In the wake of Pr*sident Donald Trump’s unsurprising announcement Wednesday in Detroit that he is ordering a review of enhanced fuel economy standards established by the Obama administration, nine states and the District of Columbia are stepping in to block the action. Reid Wilson reports:
That suit, brought by the Alliance of Automobile Manufacturers, was filed Monday in the U.S. Court of Appeals for the D.C. Circuit.
The filing would allow [California and New York] to defend the mandates, which will require auto manufacturers to hit fuel economy standards of 54.5 miles per gallon by the year 2025.

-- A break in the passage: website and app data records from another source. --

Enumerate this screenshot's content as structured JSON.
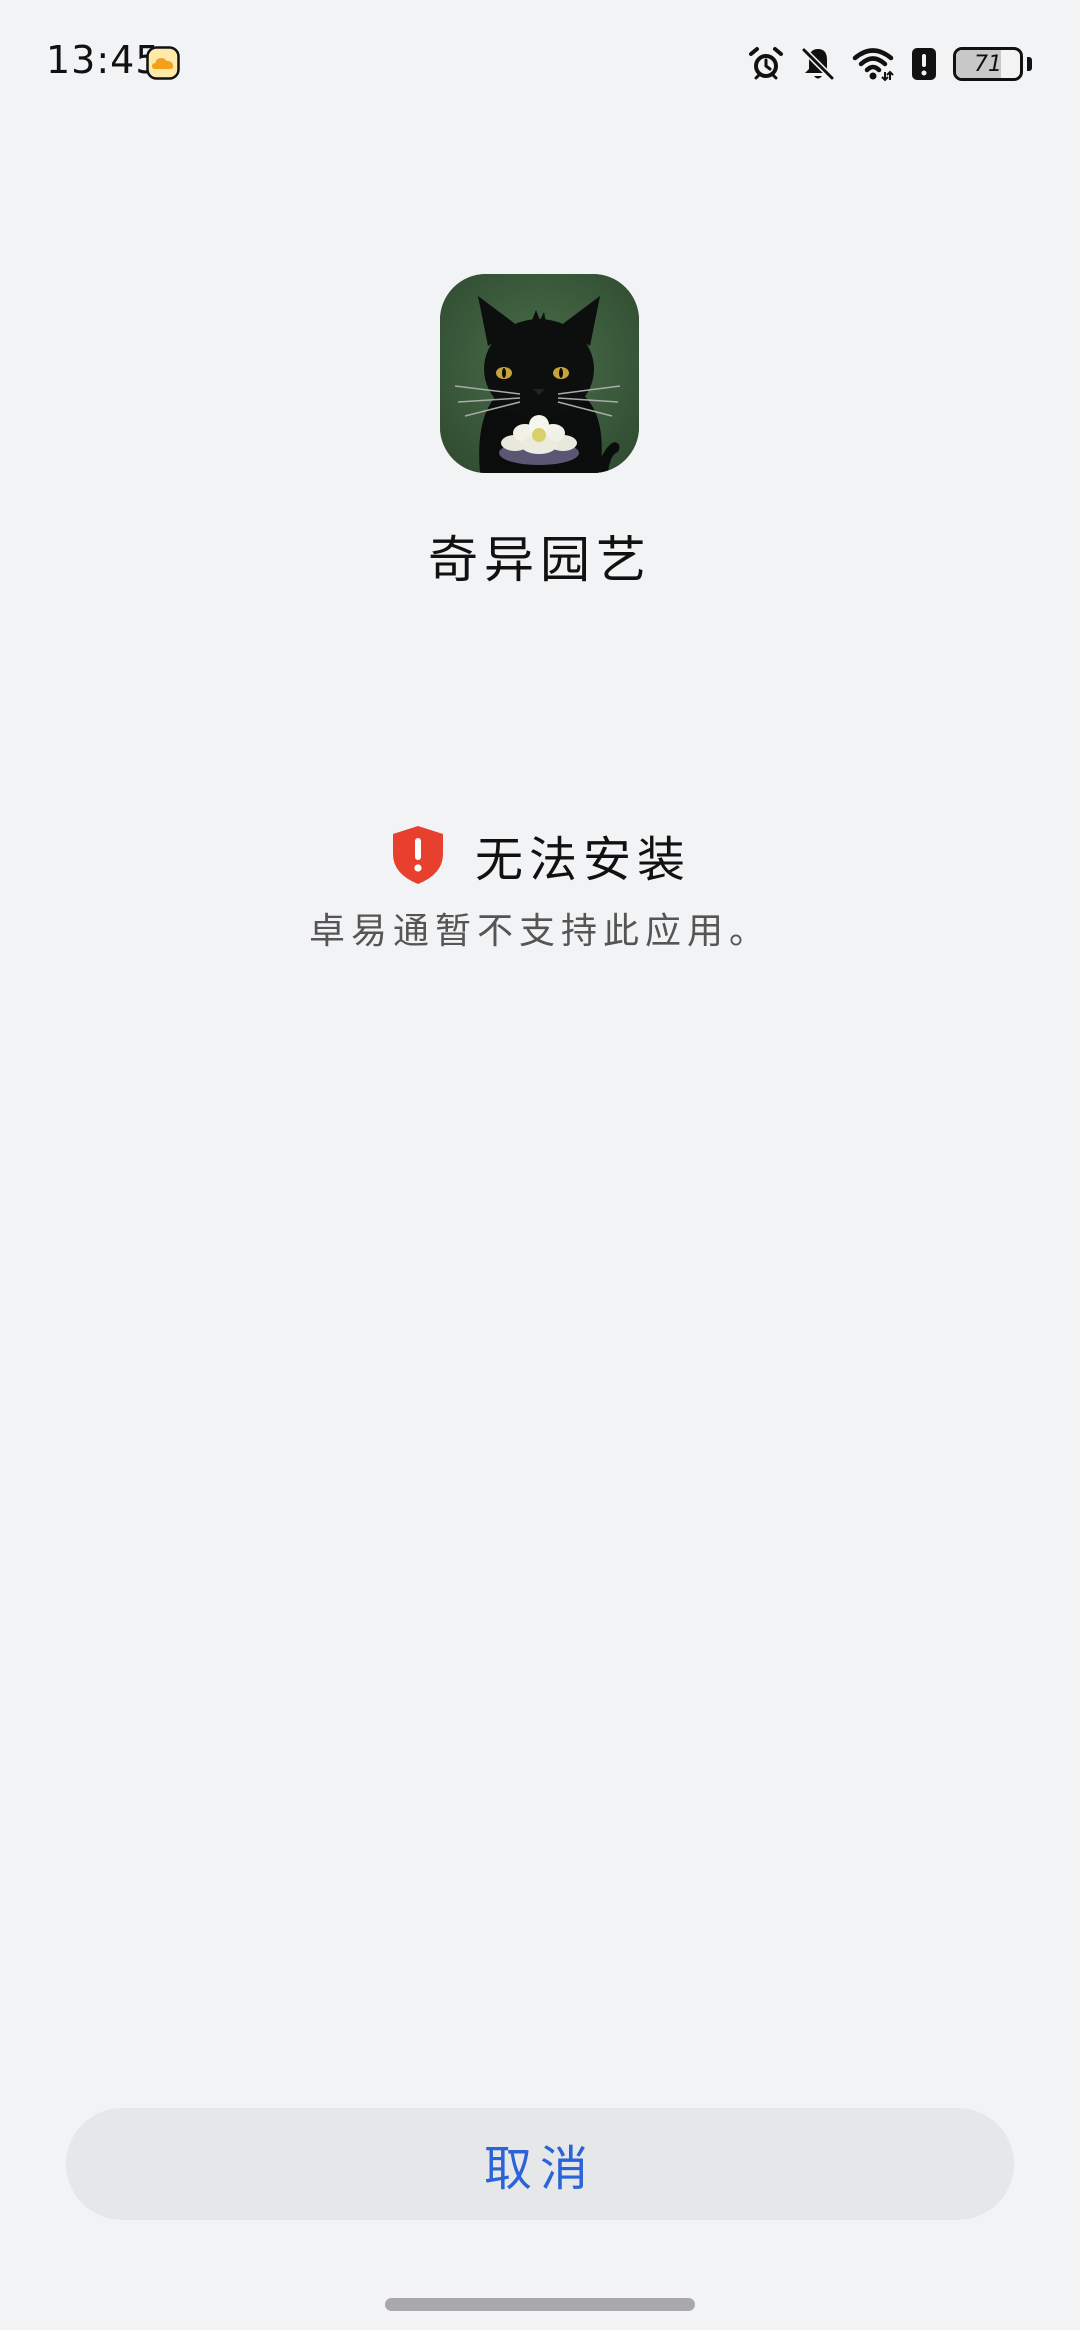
{
  "status_bar": {
    "time": "13:45",
    "battery_level": "71",
    "battery_fraction": 0.71,
    "icons": [
      "weather-cloud-icon",
      "alarm-icon",
      "mute-bell-icon",
      "wifi-icon",
      "alert-icon",
      "battery-icon"
    ]
  },
  "app": {
    "name": "奇异园艺",
    "icon": "black-cat-with-flower-app-icon"
  },
  "error": {
    "icon": "red-shield-warning-icon",
    "icon_color": "#e8402f",
    "title": "无法安装",
    "description": "卓易通暂不支持此应用。"
  },
  "actions": {
    "cancel_label": "取消",
    "cancel_color": "#2a64d8"
  },
  "colors": {
    "background": "#f2f3f5",
    "button_background": "#e6e7e9"
  }
}
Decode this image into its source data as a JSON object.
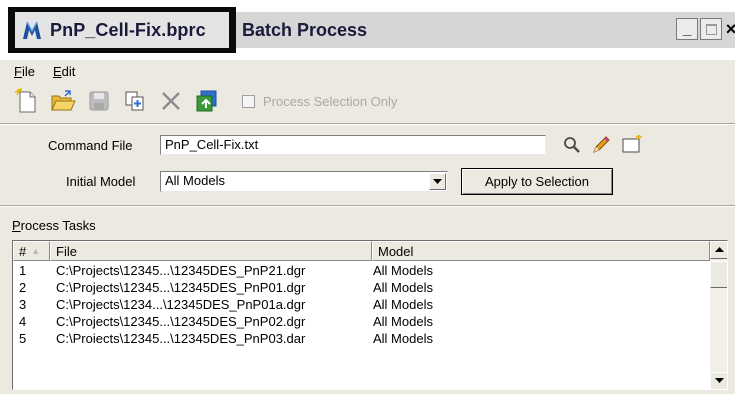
{
  "window": {
    "file_title": "PnP_Cell-Fix.bprc",
    "app_title": "Batch Process",
    "controls": {
      "minimize": "_",
      "close": "×"
    }
  },
  "menu": [
    {
      "label": "File",
      "mnemonic": "F"
    },
    {
      "label": "Edit",
      "mnemonic": "E"
    }
  ],
  "toolbar": {
    "icons": [
      "new-file-icon",
      "open-folder-icon",
      "save-icon",
      "add-tasks-icon",
      "delete-icon",
      "run-batch-icon"
    ],
    "process_selection_label": "Process Selection Only",
    "process_selection_checked": false
  },
  "command_file": {
    "label": "Command File",
    "value": "PnP_Cell-Fix.txt",
    "icons": [
      "browse-magnifier-icon",
      "edit-pencil-icon",
      "new-command-file-icon"
    ]
  },
  "initial_model": {
    "label": "Initial Model",
    "value": "All Models"
  },
  "apply_button": "Apply to Selection",
  "process_tasks": {
    "label": "Process Tasks",
    "columns": {
      "num": "#",
      "file": "File",
      "model": "Model"
    },
    "rows": [
      {
        "num": "1",
        "file": "C:\\Projects\\12345...\\12345DES_PnP21.dgr",
        "model": "All Models"
      },
      {
        "num": "2",
        "file": "C:\\Projects\\12345...\\12345DES_PnP01.dgr",
        "model": "All Models"
      },
      {
        "num": "3",
        "file": "C:\\Projects\\1234...\\12345DES_PnP01a.dgr",
        "model": "All Models"
      },
      {
        "num": "4",
        "file": "C:\\Projects\\12345...\\12345DES_PnP02.dgr",
        "model": "All Models"
      },
      {
        "num": "5",
        "file": "C:\\Proiects\\12345...\\12345DES_PnP03.dar",
        "model": "All Models"
      }
    ]
  },
  "colors": {
    "dialog_bg": "#ece9e1",
    "title_highlight": "#0a0a0a",
    "disabled_text": "#a8a8a8",
    "run_icon_green": "#3a9a3a",
    "run_icon_blue": "#2f6fcf"
  }
}
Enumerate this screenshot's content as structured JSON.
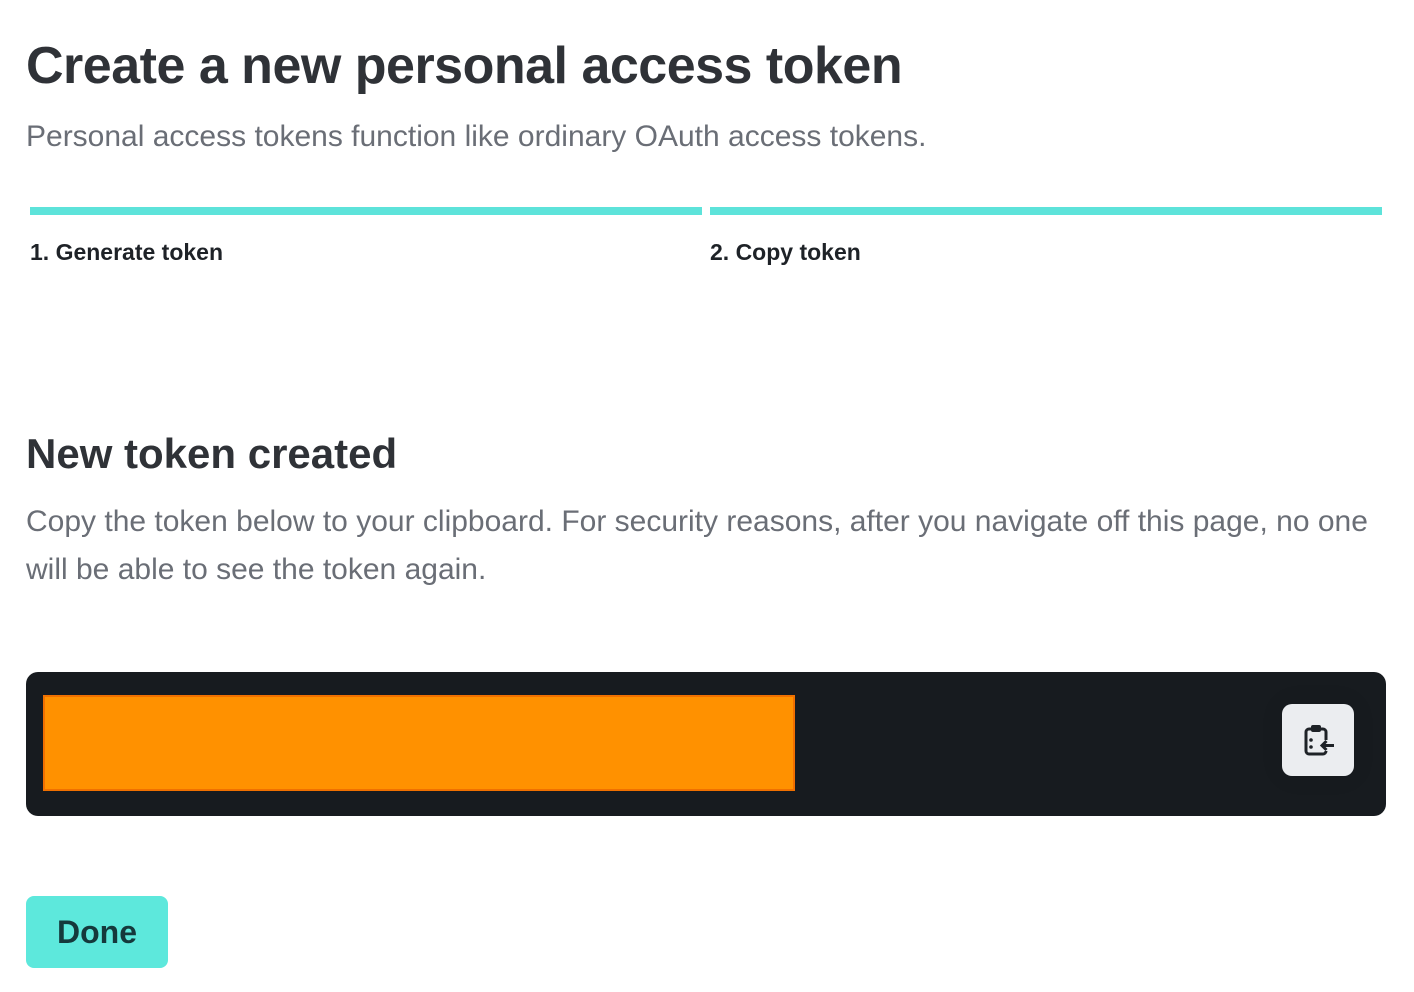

“California is forward-leaning,” Attorney General Xavier Becerra (D) said Wednesday. “For us, clean air, good-paying jobs and quality of life go hand-in-hand. For us, there’s no turning back in the fight against pollution.”The AAM had urged the Trump regime—specifically Environmental Protection Agency chief Scott Pruitt—to revisit an upgrade of the fuel efficiency standards, known as the Corporate Average Fuel Economy (CAFE). These were originally imposed in 1975 because of the oil embargo of that era. The Obama administration negotiated a phase-in of the upgraded standards with a beleaguered auto industry in 2010-2011, and they took effect in 2012.
In its “mid-term review” of the federal standards prescribed for the 2022-25 model years, the EPA determined in January 2017 that the record supports imposing even stricter standards, but it chose “to retain the current standards to provide regulatory certainty for the auto industry.” But that wasn’t good enough for the industry, whose leaders saw some hope of changing matters in their favor with the arrival of Trump and his fossil fuel-saturated marionettes at the White House.